Sonata in Am (K310) W. Mozart (1756-1791)

Chorale Prelude on 'Breathe on me Breath of God" W. Zeitler

Toccata in Dm 'Dorian' J.S.Bach (1685-1750)

It’s hard to translate the value of money in centuries past to its equivalent in modern times. But by all appearances, Mozart did O.K. financially overall. To be sure it was ‘feast or famine’ — a large check on completing of an opera, and perhaps a while until the next one. But it is also clear that his genius did not extend to money management. (A rather common shortcoming of geniuses in general!) At the time of his death, Mozart’s finances were in ‘famine’ mode, and he was buried in an anonymous mass grave. Want to visit Mozart’s gravesite? Sorry, can’t be done. His bones lie with the nameless, the homeless and the destitute dregs of 1791 Vienna.

There’s a saying in the music recording industry: "the tape never lies." That is, you can talk a good game all you want, but what you lay down on tape in a recording session is ultimately the bottom line. That is always a combination of two paradoxical elements: on the one hand you need ‘chops’ — the many hours of practice necessary to master your instrument or your own voice. Once that is in place, you can put those 'chops' in service of ‘inspiration’. (It is 'paradoxical' because you need a lot of 'discipline' to achieve 'freedom'.)

One interesting description of ‘inspiration’ is by M. Csikszentmihalyi (I won't even try to pronounce that! B. 1933, former head of Psychology at the University of Chicago), who calls it ‘Flow’. Flow is the mental state of operation in which a person performing an activity is fully immersed in a feeling of energized focus, full involvement, and enjoyment in the process of the activity.“ So perhaps what makes a great work of art (or athletics or gardening or cooking) is that the artist has captured and shares with us what it is like to be in that state of ‘flow’. (You know you’re in ‘flow’ when you completely lose track of time.)

In John 10:10 we find "I am come that you might have life, and have it more abundantly." But ‘abundantly’ (as it is frequently translated) can be misleading: some argue that this verse means we are meant to have more and more money and stuff. (Wait a minute, Jesus Himself was rather light in the money/possessions department). But the Greek word here (PERISSOS) has more of the sense of ‘exceedingly’. Perhaps something like "I am come that you might have life, and have it more intensely/fully."

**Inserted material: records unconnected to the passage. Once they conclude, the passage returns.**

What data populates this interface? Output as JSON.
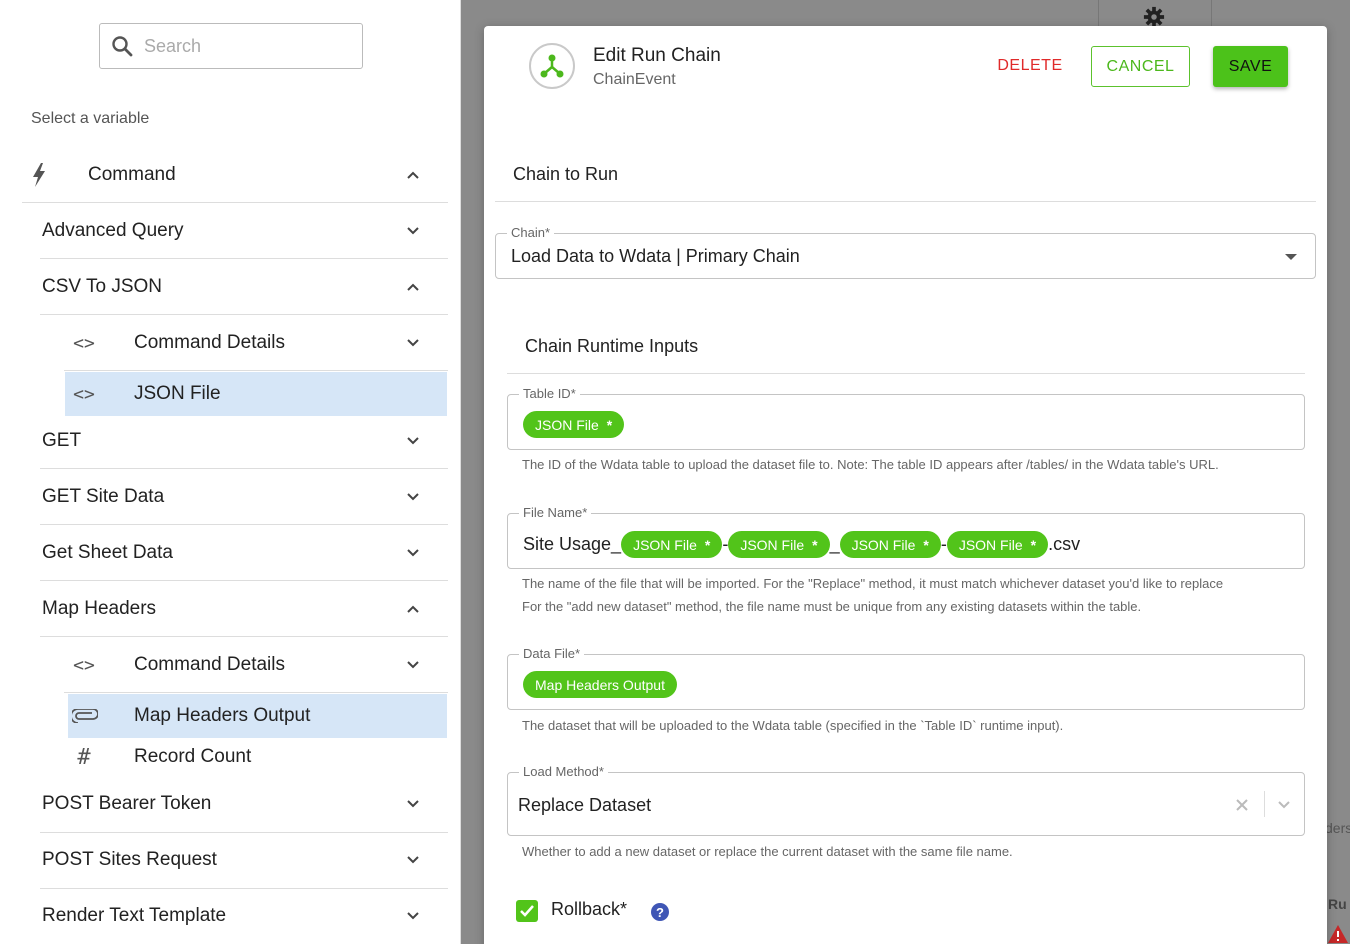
{
  "sidebar": {
    "search_placeholder": "Search",
    "select_label": "Select a variable",
    "command_label": "Command",
    "groups": {
      "advanced_query": "Advanced Query",
      "csv_to_json": "CSV To JSON",
      "csv_command_details": "Command Details",
      "csv_json_file": "JSON File",
      "get": "GET",
      "get_site_data": "GET Site Data",
      "get_sheet_data": "Get Sheet Data",
      "map_headers": "Map Headers",
      "map_command_details": "Command Details",
      "map_headers_output": "Map Headers Output",
      "record_count": "Record Count",
      "post_bearer_token": "POST Bearer Token",
      "post_sites_request": "POST Sites Request",
      "render_text_template": "Render Text Template"
    }
  },
  "modal": {
    "title": "Edit Run Chain",
    "subtitle": "ChainEvent",
    "delete_label": "DELETE",
    "cancel_label": "CANCEL",
    "save_label": "SAVE",
    "chain_section": "Chain to Run",
    "chain_field_label": "Chain*",
    "chain_value": "Load Data to Wdata | Primary Chain",
    "runtime_section": "Chain Runtime Inputs",
    "table_id": {
      "label": "Table ID*",
      "chip": "JSON File",
      "helper": "The ID of the Wdata table to upload the dataset file to. Note: The table ID appears after /tables/ in the Wdata table's URL."
    },
    "file_name": {
      "label": "File Name*",
      "prefix": "Site Usage_",
      "chip1": "JSON File",
      "sep1": "-",
      "chip2": "JSON File",
      "sep2": "_",
      "chip3": "JSON File",
      "sep3": "-",
      "chip4": "JSON File",
      "suffix": ".csv",
      "helper1": "The name of the file that will be imported. For the \"Replace\" method, it must match whichever dataset you'd like to replace",
      "helper2": "For the \"add new dataset\" method, the file name must be unique from any existing datasets within the table."
    },
    "data_file": {
      "label": "Data File*",
      "chip": "Map Headers Output",
      "helper": "The dataset that will be uploaded to the Wdata table (specified in the `Table ID` runtime input)."
    },
    "load_method": {
      "label": "Load Method*",
      "value": "Replace Dataset",
      "helper": "Whether to add a new dataset or replace the current dataset with the same file name."
    },
    "rollback_label": "Rollback*",
    "help_glyph": "?"
  },
  "background": {
    "text1": "ders",
    "text2": "Ru"
  },
  "colors": {
    "accent_green": "#52c41a",
    "delete_red": "#e02a2a",
    "highlight_blue": "#d6e6f7",
    "help_blue": "#3f56b5"
  },
  "icons": {
    "search": "search-icon",
    "command": "lightning-icon",
    "code": "code-icon",
    "attachment": "paperclip-icon",
    "hash": "hash-icon",
    "chain": "chain-event-icon",
    "settings": "gear-icon",
    "help": "help-icon"
  }
}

So, in the case of Mozart, perhaps what we experience in his best music is a musical representation of what it is like to be in a state of ‘flow’. Since "the tape never lies" (or the score), Mozart had to be in ‘flow’ to portray it.

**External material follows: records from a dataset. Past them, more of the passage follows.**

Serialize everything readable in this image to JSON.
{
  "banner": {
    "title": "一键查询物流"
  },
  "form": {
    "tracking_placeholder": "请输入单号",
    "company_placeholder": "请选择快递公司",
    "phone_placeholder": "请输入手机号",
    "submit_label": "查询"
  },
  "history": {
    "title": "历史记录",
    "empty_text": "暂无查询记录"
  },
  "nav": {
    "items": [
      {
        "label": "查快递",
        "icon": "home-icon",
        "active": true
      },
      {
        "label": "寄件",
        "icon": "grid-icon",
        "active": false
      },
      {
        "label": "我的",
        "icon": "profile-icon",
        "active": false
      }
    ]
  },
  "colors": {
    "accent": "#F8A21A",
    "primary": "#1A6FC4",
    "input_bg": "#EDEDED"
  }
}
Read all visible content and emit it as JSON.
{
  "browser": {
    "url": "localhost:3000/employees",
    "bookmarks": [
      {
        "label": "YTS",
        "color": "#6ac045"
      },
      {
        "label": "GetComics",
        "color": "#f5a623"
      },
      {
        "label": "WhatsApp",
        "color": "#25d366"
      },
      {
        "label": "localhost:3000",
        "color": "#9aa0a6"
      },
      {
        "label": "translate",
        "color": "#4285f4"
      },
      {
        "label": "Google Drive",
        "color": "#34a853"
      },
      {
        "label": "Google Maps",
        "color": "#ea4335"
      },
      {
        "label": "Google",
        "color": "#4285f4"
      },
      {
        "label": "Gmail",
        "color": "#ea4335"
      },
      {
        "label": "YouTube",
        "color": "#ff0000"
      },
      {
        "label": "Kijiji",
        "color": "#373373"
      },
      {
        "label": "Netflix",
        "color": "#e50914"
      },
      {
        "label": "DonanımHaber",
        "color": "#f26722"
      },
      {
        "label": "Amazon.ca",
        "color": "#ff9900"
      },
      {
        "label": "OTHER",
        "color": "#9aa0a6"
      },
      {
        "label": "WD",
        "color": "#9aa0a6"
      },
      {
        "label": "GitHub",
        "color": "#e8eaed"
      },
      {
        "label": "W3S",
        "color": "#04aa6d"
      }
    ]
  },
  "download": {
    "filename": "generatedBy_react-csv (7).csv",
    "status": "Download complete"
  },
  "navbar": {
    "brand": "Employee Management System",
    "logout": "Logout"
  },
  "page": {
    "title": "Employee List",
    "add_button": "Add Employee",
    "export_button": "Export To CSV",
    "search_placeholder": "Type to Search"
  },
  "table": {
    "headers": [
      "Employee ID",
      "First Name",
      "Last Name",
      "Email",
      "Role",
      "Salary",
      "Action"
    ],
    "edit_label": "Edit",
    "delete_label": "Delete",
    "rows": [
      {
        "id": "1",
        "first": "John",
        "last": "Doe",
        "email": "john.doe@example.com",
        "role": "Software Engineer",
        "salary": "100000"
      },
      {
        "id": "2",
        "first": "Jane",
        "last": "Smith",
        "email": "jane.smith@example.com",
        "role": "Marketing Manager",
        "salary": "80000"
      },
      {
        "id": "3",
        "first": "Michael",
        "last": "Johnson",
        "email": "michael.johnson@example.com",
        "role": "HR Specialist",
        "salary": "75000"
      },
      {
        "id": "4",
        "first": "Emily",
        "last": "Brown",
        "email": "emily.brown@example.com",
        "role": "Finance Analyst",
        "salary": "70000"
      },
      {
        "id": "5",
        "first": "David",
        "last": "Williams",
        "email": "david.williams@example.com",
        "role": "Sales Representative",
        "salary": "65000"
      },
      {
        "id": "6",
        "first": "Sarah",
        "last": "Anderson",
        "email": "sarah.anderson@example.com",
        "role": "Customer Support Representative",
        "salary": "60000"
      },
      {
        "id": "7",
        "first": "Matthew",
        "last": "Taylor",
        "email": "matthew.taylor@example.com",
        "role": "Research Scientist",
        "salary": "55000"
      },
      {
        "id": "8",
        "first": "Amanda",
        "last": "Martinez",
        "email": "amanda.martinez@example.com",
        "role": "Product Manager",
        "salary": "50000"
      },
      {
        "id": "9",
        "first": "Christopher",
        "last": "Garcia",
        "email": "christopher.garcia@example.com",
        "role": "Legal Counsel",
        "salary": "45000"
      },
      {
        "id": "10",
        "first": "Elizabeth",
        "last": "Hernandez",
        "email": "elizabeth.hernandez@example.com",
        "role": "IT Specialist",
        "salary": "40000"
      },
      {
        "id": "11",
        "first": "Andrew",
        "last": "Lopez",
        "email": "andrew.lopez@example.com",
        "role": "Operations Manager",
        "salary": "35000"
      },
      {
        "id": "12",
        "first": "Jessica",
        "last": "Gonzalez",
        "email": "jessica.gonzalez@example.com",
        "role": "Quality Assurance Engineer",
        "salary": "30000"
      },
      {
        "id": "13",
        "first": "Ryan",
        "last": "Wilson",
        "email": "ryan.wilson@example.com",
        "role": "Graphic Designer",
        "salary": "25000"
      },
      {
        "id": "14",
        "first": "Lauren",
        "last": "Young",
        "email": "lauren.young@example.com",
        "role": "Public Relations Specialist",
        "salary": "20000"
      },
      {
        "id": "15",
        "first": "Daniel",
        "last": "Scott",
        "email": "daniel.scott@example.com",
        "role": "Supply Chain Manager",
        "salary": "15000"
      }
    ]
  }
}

As measured by the notion that ‘he who dies with the most toys wins’, Mozart was a complete failure. And yet, Mozart apparently lived his life in a state of ‘flow’ far more constantly than the rest of us mere mortals, and died with no ‘toys’ at all. Maybe an 'abundant life' is not necessarily about yet more stuff after all.